After some disappointing metrics coming out of the contextual ads it places on MySpace, Google has begun to look at other ways it can serve ads in online social communities.
This could essentially involve a more granular look at not only what content is on the page but also the dynamics of the social graph itself. People’s influence on one another for example, could be added to the equation to determine ad placements that have the greatest likelihood of engagement.
This influence could be measured and assigned to individuals in the same way that it’s currently applied to Web pages and publishers. People, in other words, become the units of ad networks — or the basis for a page rank — rather than sites. An interesting concept.

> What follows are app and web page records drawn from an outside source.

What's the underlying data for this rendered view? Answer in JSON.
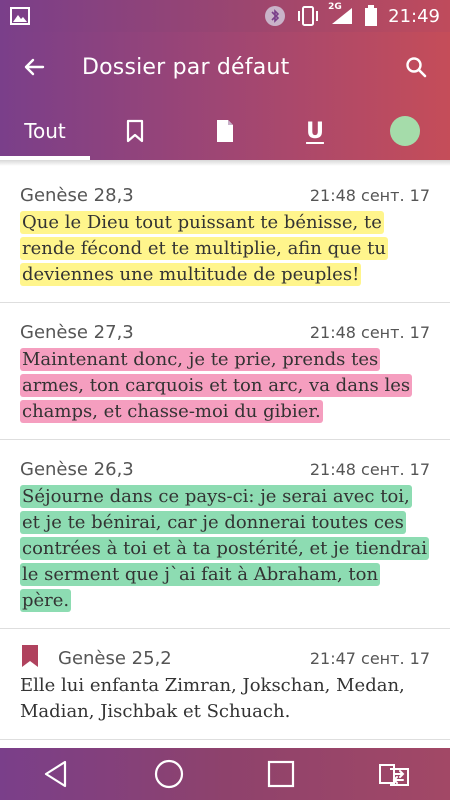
{
  "status_bar": {
    "network_label": "2G",
    "time": "21:49"
  },
  "app_bar": {
    "title": "Dossier par défaut",
    "tabs": [
      {
        "label": "Tout",
        "icon": null,
        "active": true
      },
      {
        "label": "",
        "icon": "bookmark-icon",
        "active": false
      },
      {
        "label": "",
        "icon": "note-icon",
        "active": false
      },
      {
        "label": "U",
        "icon": "underline-icon",
        "active": false
      },
      {
        "label": "",
        "icon": "highlight-color-icon",
        "active": false
      }
    ],
    "tab0": "Tout",
    "tab3": "U"
  },
  "colors": {
    "bar_gradient_start": "#7a3f8a",
    "bar_gradient_end": "#c54d59",
    "highlight_yellow": "#fff58c",
    "highlight_pink": "#f59ebf",
    "highlight_green": "#8ddcb2",
    "bookmark": "#b0425e",
    "tab_dot": "#a5dcaa"
  },
  "items": [
    {
      "ref": "Genèse 28,3",
      "time": "21:48 сент. 17",
      "text": "Que le Dieu tout puissant te bénisse, te rende fécond et te multiplie, afin que tu deviennes une multitude de peuples!",
      "highlight": "yellow",
      "bookmark": false
    },
    {
      "ref": "Genèse 27,3",
      "time": "21:48 сент. 17",
      "text": "Maintenant donc, je te prie, prends tes armes, ton carquois et ton arc, va dans les champs, et chasse-moi du gibier.",
      "highlight": "pink",
      "bookmark": false
    },
    {
      "ref": "Genèse 26,3",
      "time": "21:48 сент. 17",
      "text": "Séjourne dans ce pays-ci: je serai avec toi, et je te bénirai, car je donnerai toutes ces contrées à toi et à ta postérité, et je tiendrai le serment que j`ai fait à Abraham, ton père.",
      "highlight": "green",
      "bookmark": false
    },
    {
      "ref": "Genèse 25,2",
      "time": "21:47 сент. 17",
      "text": "Elle lui enfanta Zimran, Jokschan, Medan, Madian, Jischbak et Schuach.",
      "highlight": "none",
      "bookmark": true
    }
  ]
}
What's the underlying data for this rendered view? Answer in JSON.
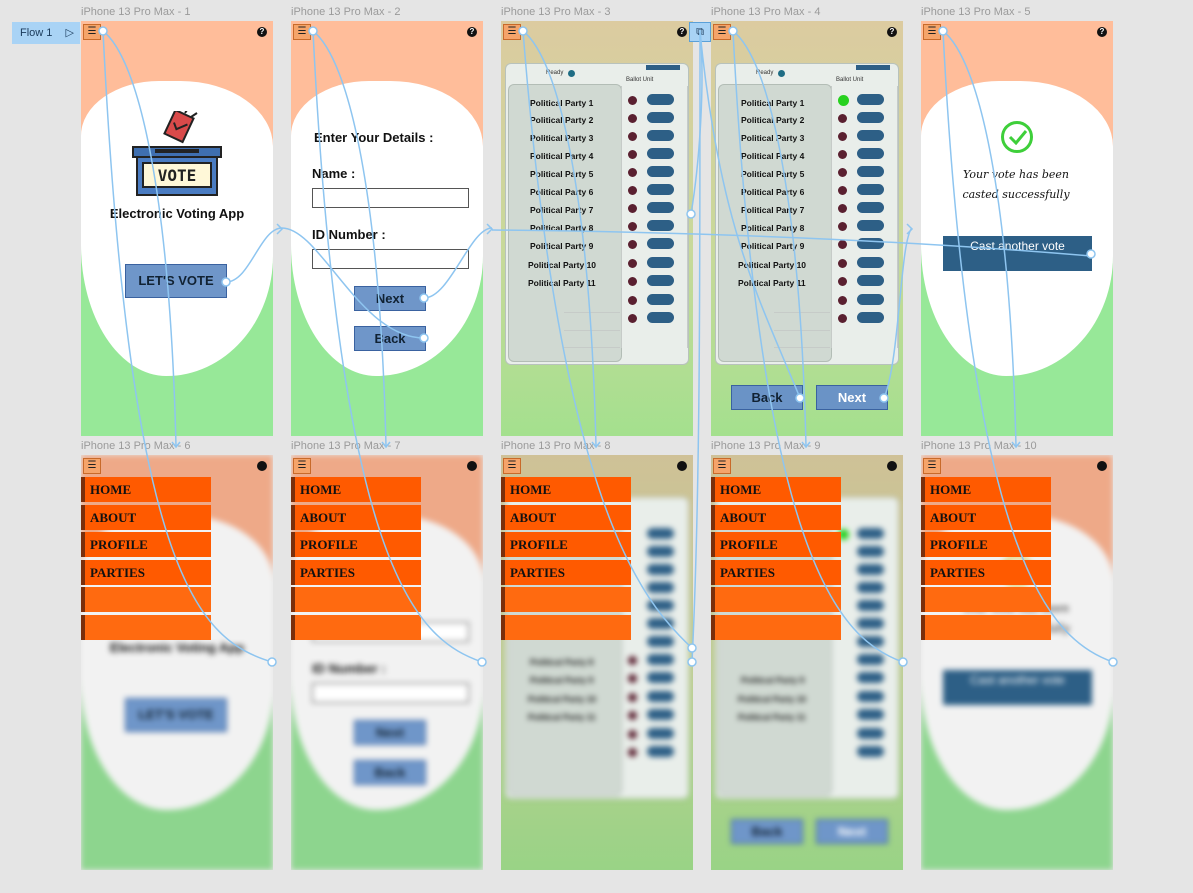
{
  "flow_tag": {
    "label": "Flow 1",
    "play_icon": "play-icon"
  },
  "frames": [
    {
      "label": "iPhone 13 Pro Max - 1"
    },
    {
      "label": "iPhone 13 Pro Max - 2"
    },
    {
      "label": "iPhone 13 Pro Max - 3"
    },
    {
      "label": "iPhone 13 Pro Max - 4"
    },
    {
      "label": "iPhone 13 Pro Max - 5"
    },
    {
      "label": "iPhone 13 Pro Max - 6"
    },
    {
      "label": "iPhone 13 Pro Max - 7"
    },
    {
      "label": "iPhone 13 Pro Max - 8"
    },
    {
      "label": "iPhone 13 Pro Max - 9"
    },
    {
      "label": "iPhone 13 Pro Max - 10"
    }
  ],
  "home": {
    "vote_label": "VOTE",
    "app_title": "Electronic Voting App",
    "cta": "LET'S VOTE"
  },
  "details": {
    "heading": "Enter Your Details :",
    "name_label": "Name :",
    "id_label": "ID Number :",
    "next": "Next",
    "back": "Back"
  },
  "evm": {
    "ready": "Ready",
    "ballot": "Ballot Unit",
    "parties": [
      "Political Party 1",
      "Political Party 2",
      "Political Party 3",
      "Political Party 4",
      "Political Party 5",
      "Political Party 6",
      "Political Party 7",
      "Political Party 8",
      "Political Party 9",
      "Political Party 10",
      "Political Party 11"
    ],
    "back": "Back",
    "next": "Next"
  },
  "success": {
    "message": "Your vote has been casted successfully",
    "cta": "Cast another vote"
  },
  "nav": {
    "items": [
      "HOME",
      "ABOUT",
      "PROFILE",
      "PARTIES"
    ]
  },
  "colors": {
    "peach": "#ffbd9a",
    "green": "#97e898",
    "nav_orange": "#ff5a00",
    "button_blue": "#6f96c9",
    "button_dark": "#2d5f86",
    "connector": "#8ec5f0"
  }
}
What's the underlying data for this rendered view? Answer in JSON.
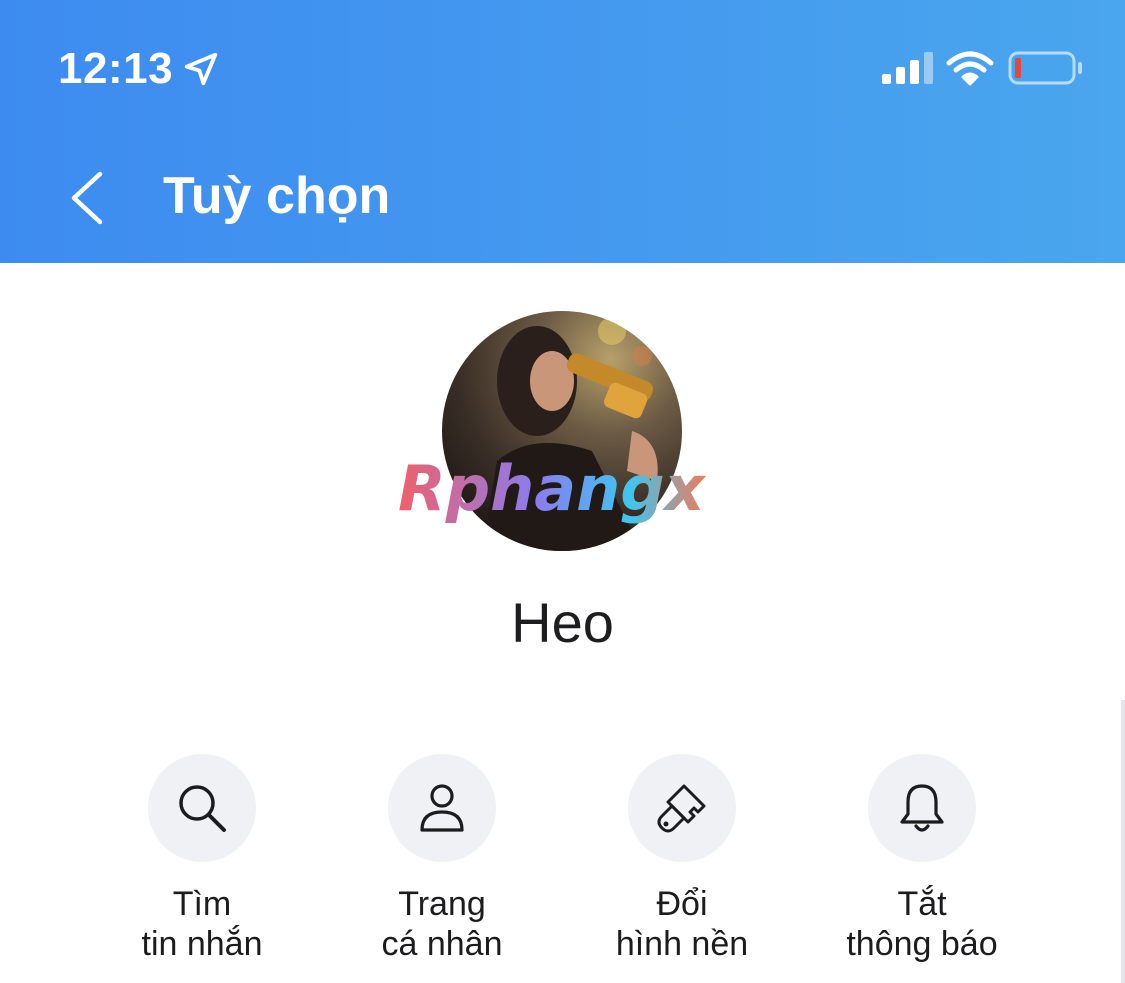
{
  "status_bar": {
    "time": "12:13",
    "icons": [
      "location-arrow-icon",
      "cellular-signal-icon",
      "wifi-icon",
      "battery-low-icon"
    ],
    "battery_level": 0.1
  },
  "header": {
    "title": "Tuỳ chọn",
    "back_icon": "chevron-left-icon",
    "background_colors": [
      "#3d8bf0",
      "#4aa6ee"
    ]
  },
  "profile": {
    "name": "Heo",
    "watermark": "Rphangx"
  },
  "actions": [
    {
      "icon": "search-icon",
      "label_line1": "Tìm",
      "label_line2": "tin nhắn"
    },
    {
      "icon": "user-icon",
      "label_line1": "Trang",
      "label_line2": "cá nhân"
    },
    {
      "icon": "paintbrush-icon",
      "label_line1": "Đổi",
      "label_line2": "hình nền"
    },
    {
      "icon": "bell-icon",
      "label_line1": "Tắt",
      "label_line2": "thông báo"
    }
  ]
}
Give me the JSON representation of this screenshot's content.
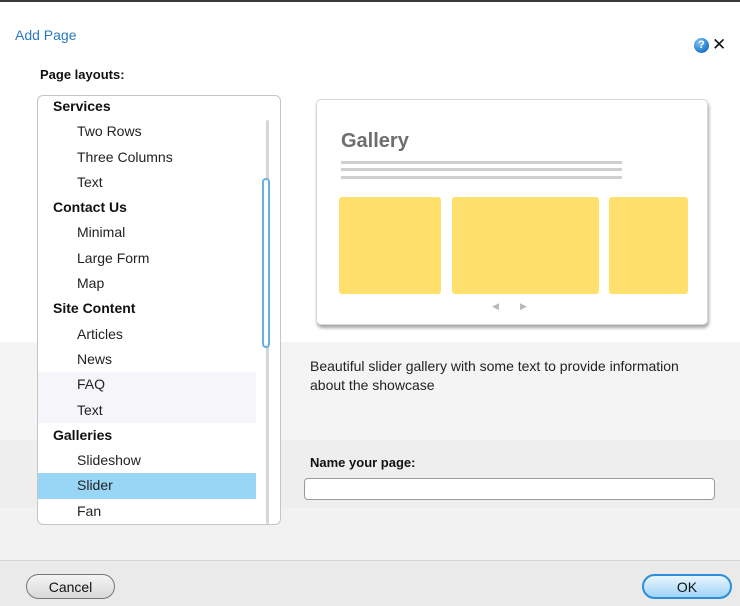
{
  "dialog": {
    "title": "Add Page",
    "help_symbol": "?",
    "close_symbol": "✕"
  },
  "layouts": {
    "label": "Page layouts:",
    "rows": [
      {
        "type": "group",
        "label": "Services"
      },
      {
        "type": "item",
        "label": "Two Rows"
      },
      {
        "type": "item",
        "label": "Three Columns"
      },
      {
        "type": "item",
        "label": "Text"
      },
      {
        "type": "group",
        "label": "Contact Us"
      },
      {
        "type": "item",
        "label": "Minimal"
      },
      {
        "type": "item",
        "label": "Large Form"
      },
      {
        "type": "item",
        "label": "Map"
      },
      {
        "type": "group",
        "label": "Site Content"
      },
      {
        "type": "item",
        "label": "Articles"
      },
      {
        "type": "item",
        "label": "News"
      },
      {
        "type": "item",
        "label": "FAQ"
      },
      {
        "type": "item",
        "label": "Text"
      },
      {
        "type": "group",
        "label": "Galleries"
      },
      {
        "type": "item",
        "label": "Slideshow"
      },
      {
        "type": "item",
        "label": "Slider",
        "selected": true
      },
      {
        "type": "item",
        "label": "Fan"
      }
    ]
  },
  "preview": {
    "title": "Gallery",
    "arrow_left": "◀",
    "arrow_right": "▶",
    "description": "Beautiful slider gallery with some text to provide information about the showcase"
  },
  "name_field": {
    "label": "Name your page:",
    "value": "",
    "placeholder": ""
  },
  "buttons": {
    "cancel": "Cancel",
    "ok": "OK"
  },
  "colors": {
    "accent": "#2a78bf",
    "selection": "#99d6f5",
    "tile": "#ffe06c"
  }
}
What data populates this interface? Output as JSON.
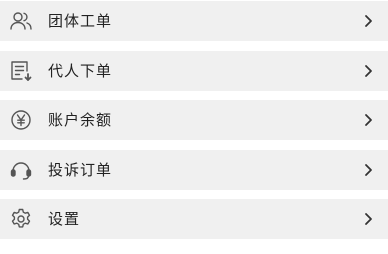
{
  "menu": {
    "items": [
      {
        "label": "团体工单",
        "icon": "group-users-icon"
      },
      {
        "label": "代人下单",
        "icon": "order-download-icon"
      },
      {
        "label": "账户余额",
        "icon": "yuan-balance-icon"
      },
      {
        "label": "投诉订单",
        "icon": "headset-icon"
      },
      {
        "label": "设置",
        "icon": "gear-icon"
      }
    ],
    "chevron": "chevron-right-icon"
  },
  "colors": {
    "row_background": "#f0f0f0",
    "page_background": "#ffffff",
    "text": "#222222",
    "icon_stroke": "#555555"
  }
}
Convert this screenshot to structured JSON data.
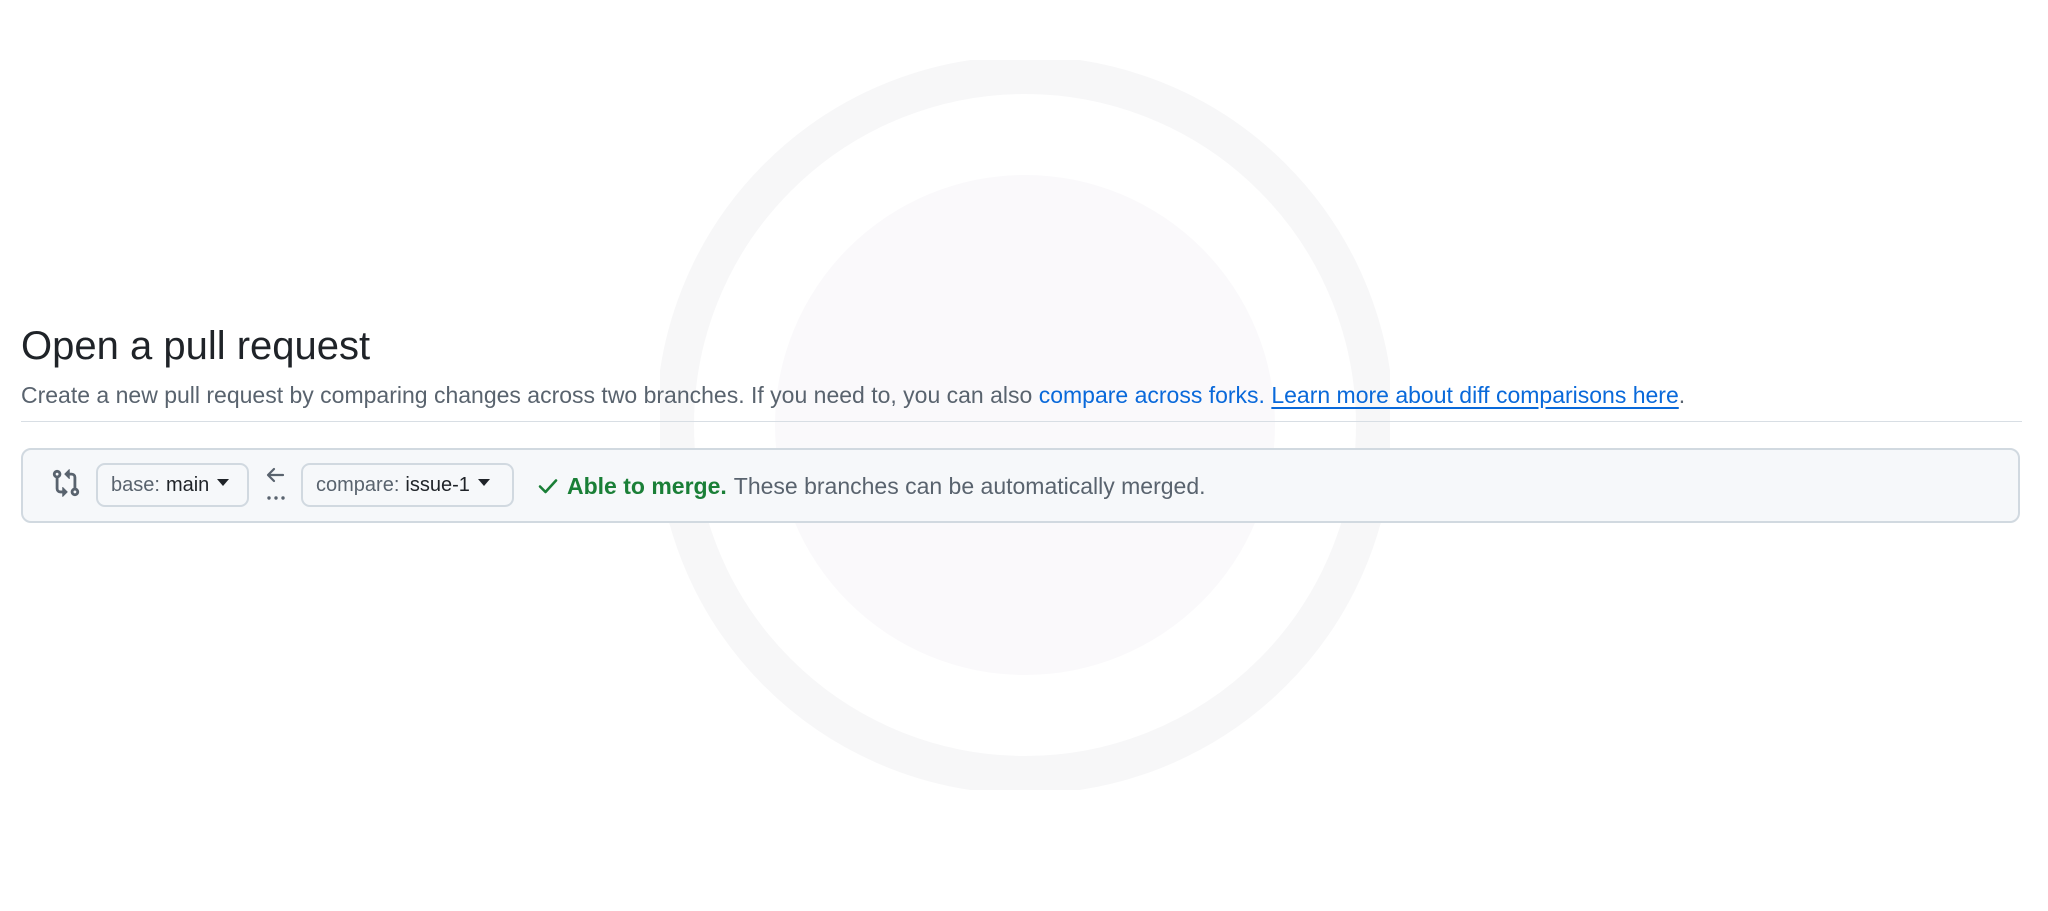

Those with lots of friends and frequent interaction on social networks under this setup, would be the most valuable targets. If Google develops this concept, its Open Social initiative meanwhile makes it more feasible to track and monetize these factors across a number of sites.
This reminds us of what BuzzLogic is doing throughout the blogosphere — influential bloggers on certain topics are identified for brand advertisers in those areas. We could see this concept develop further and manifest in other ways and venues, including local.
In a social environment like Yelp, it could have implications for local advertising, where the most influential discussions are happening around neighborhoods and cities. Topix and others are also positioned around the UGC that could be the basis for this new form of “influence tracking” in local.
Through this, national advertisers and agencies could begin to see opportunities to support their local branches (which they don’t do very well in large part) by placing ads where and when the conversations are happening that have the most influence on local buying behavior.
It could take a while for something like this to materialize though — and just as long for Madison Avenue to catch on.